The Left Hand of Darkness by Ursula K. Le Guin
Science fiction is often classified as a male dominated creative realm. However, there are a few notable female writers who can level with the likes of Arthur C. Clarke and Isaac Asimov. Le Guin writes about an alien world in which its inhabitants can choose and change their gender. However, this is more than an eccentric tale with aliens in it, but an intellectual one that meditates on culture, society, and psychology.
The Ministry of Utmost Happiness by Arundhati Roy
This is a comeback for Arundhati Roy, 20 years after publishing her literary one hit wonder, God of Small Things. The story takes place in India, where Roy is from, and surrounds the journey of an intersex woman and how she navigates violence of contemporary India.
The Bell Jar by Sylvia Plath
Sylvia Plath was a significant literary figure in the American 60s who wrote prose and poetry. Plath struggled with depression her whole life, and sadly ended her life the same year The Bell Jar was published. The novel vividly describes the downward spiral that the protagonist descends into and somehow mirrors Plath’s life. Aspects of the protagonist’s life, such as sexuality, mental health, and parental relationships, are highlighted as major themes.
Kitchen by Banana Yoshimoto
Banana Yoshimoto (not her real name), is not very well-known outside of Japan, yet it is probably one of the most recognisable Japanese female writers to many. Kitchen tells the story of a woman marked by tragedy who finds solace with new improvised family and food. By food I mean making three-course meals that involve passion and expertise. Kitchen has received much appraisal in Japan as well as a nomination and an award.
Gone with the Wind by Margaret Mitchell
I just had to add this one, seeing as I enjoyed reading it so much that I read it twice. Mitchell paints an image of the South during Civil War and post-Civil War times, and does it in minute detail as well. Mitchell’s protagonist Scarlett O’Hara is undoubtedly unorthodox for her time. She is assertive, independent, and at times obnoxious, yet feminine and unashamedly lusting over a man she cannot have. In addition, the novel is fascinating in relation to how it describes the changing South.
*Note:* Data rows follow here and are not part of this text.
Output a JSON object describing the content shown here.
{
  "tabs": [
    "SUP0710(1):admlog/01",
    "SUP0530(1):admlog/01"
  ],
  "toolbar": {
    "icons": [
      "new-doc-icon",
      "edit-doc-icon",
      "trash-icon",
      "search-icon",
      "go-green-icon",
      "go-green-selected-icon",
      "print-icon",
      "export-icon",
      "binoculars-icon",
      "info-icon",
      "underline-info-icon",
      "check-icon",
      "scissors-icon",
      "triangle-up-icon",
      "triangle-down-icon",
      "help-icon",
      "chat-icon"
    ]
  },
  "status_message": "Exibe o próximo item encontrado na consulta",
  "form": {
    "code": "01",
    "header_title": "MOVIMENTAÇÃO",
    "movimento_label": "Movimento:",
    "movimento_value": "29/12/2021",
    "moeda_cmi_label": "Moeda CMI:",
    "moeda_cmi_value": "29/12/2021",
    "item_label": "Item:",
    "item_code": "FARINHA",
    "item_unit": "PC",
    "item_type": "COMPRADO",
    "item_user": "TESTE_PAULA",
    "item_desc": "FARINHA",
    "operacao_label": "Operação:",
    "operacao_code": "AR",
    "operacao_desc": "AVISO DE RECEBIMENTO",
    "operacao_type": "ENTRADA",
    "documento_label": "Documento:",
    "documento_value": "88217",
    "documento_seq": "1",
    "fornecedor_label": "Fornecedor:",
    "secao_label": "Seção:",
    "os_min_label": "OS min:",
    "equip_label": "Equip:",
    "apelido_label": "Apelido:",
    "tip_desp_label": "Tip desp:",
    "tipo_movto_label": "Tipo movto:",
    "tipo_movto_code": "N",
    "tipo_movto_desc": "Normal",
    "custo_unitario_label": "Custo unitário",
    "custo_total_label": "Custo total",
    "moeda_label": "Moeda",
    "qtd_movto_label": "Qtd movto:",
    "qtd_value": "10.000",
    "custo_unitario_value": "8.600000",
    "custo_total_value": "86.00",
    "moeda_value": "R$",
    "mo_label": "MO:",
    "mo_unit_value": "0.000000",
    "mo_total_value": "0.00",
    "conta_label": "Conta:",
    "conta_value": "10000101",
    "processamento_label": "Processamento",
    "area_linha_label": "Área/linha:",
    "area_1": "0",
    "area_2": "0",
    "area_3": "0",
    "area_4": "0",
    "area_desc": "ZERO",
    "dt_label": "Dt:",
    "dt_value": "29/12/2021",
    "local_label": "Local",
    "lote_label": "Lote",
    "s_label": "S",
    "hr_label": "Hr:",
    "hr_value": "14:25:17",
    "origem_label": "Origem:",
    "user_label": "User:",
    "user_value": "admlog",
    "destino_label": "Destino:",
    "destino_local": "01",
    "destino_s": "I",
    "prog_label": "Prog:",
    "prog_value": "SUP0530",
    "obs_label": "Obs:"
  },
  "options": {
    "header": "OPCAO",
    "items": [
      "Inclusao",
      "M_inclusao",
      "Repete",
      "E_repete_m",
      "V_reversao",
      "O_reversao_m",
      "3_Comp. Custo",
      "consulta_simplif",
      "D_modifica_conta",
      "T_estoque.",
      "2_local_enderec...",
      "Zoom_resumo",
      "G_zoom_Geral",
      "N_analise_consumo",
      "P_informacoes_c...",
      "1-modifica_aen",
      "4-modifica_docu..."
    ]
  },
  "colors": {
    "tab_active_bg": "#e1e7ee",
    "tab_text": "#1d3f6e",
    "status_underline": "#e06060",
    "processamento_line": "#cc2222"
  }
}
A final note
That is only a small portion of what I can recommend. There are so many more writers I could mention: Virginia Woolf, Margaret Atwood, Chimamanda Ngozi Adichie, Julia Alvarez, etc. The list goes one, and yet very few of them are recognised in schools and by most people in general. Many men struggle to mention any female writers who they enjoyed reading partly due to not being able to relate to female-written narratives. Perhaps with the exception of The Fountainhead by Ayn Rand, men tend to disregard female writers in general. Perhaps, with more female writers in course reading lists, everyone can find something to appreciate in women authored literature.